So for the next Air Asia flight, I decided to be clever and purchased an extra piece of baggage allowance online. So we checked in with our three bags only to be told that we were overweight. “Huh? But I paid for an extra bag”? “Yessir, that’s correct, but you can still only take 15kg per person”. In what could be a slapstick comedy sketch complete with horrible racial stereotypes, I eventually figured out that you have to pay for “weight allowance” separately from (and in addition to) “baggage allowance”.
Again… clearly my fault… didn’t read the fine print… bla bla bla… I have only flown Air Asia since when I had no other choice, but learned to only take a light bag with me.
Commonly seen as the “best of the lot” when it comes to low-cost carriers, I haven’t yet had a truly miserable experience on the few Easyjet flights I’ve taken. I could mention a Sunday evening flight that was supposed to arrive at 11pm but instead arrived at 2am, but that could (probably) happen to any airline although naturally nothing was offered on the ground despite the drip-drip of additional delays.

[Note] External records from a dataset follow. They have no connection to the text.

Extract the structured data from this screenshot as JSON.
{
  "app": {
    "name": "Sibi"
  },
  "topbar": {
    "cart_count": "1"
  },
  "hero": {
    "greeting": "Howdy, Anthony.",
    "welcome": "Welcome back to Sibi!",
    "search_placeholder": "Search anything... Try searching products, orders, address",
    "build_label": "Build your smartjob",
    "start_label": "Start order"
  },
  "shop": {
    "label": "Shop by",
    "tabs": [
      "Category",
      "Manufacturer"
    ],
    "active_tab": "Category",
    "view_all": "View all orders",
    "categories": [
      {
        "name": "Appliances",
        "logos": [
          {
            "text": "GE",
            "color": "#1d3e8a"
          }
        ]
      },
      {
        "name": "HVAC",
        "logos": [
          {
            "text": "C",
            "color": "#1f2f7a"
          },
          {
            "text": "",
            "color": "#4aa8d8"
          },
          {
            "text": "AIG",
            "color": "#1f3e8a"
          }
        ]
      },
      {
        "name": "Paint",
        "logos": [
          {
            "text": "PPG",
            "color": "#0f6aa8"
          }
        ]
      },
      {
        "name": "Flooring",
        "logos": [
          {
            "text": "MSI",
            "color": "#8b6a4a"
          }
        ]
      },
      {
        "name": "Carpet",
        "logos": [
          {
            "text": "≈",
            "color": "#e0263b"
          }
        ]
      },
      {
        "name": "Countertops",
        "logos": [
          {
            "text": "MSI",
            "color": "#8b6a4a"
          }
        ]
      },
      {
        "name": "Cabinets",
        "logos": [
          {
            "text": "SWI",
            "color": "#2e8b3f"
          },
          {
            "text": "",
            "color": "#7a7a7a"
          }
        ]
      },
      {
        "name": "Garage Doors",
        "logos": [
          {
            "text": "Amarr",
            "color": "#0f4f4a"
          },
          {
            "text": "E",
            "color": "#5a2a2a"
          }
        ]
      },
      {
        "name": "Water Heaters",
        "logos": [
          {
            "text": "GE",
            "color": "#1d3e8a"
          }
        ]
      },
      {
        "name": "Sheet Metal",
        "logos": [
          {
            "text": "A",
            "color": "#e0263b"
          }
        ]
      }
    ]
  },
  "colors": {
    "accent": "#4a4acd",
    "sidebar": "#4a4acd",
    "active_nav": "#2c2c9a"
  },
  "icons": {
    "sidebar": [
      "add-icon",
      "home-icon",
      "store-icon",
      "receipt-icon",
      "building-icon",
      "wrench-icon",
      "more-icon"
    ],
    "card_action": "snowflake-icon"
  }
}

It was easy enough to check that the outgoing plane still hadn’t left Gatwick, even though no Easyjet personnel would confirm that and hand out meal/drink vouchers…
But here’s the thing with Easyjet… my experience is they aren’t actually all that cheap. Once I start adding in the “credit card fee”, “seat selection fee” and the rest of the delightful add-ons common to short-haul travel, I rarely, if ever, find Easyjet to be cheaper than the competition, so why bother? I can always choose a Oneworld or Star Alliance airline, enjoy the lounge pre-flight and select my seat for free, thanks to elite status…
A planeload full of passengers bursts into applause upon landing. Except that the flight was one of the most placid, turbulence-free flights I have ever experienced. A cynical friend and I struggled to keep a straight face, but perhaps these were frequent Wizzair flyers who knew when to applaud something rarely seen at Wizzair? I decided not to test my luck a second time…
I find it close to impossible to avoid Barcelona-based Vueling. At least it’s not Ryanair…
And, despite all of its flaws, Vueling has two redeeming factors…
- You can earn Avios
- You can redeem Avios
And, for what it’s worth, Vueling is responsible for at least 25% of the web traffic to my blog Flying Piggie as people try to figure out whether Vueling is a part of the Oneworld alliance…
After my last cramped, uncomfortable, middle seat, no lounge, delayed flight Vueling experience, I thought about getting a tattoo for my mouse-clicking hand that would read “don’t confirm that Vueling booking you idiot”. But I can earn 125 Avios, and 5 Tier Points if I book using a BA code. Oh dear, I must be truly addicted to Avios…
What’s Your Opinion?
Do you avoid low-cost carriers as vehemently as I do? Do you have even worse stories to share? That’s what the comments section and the InsideFlyer forum are for…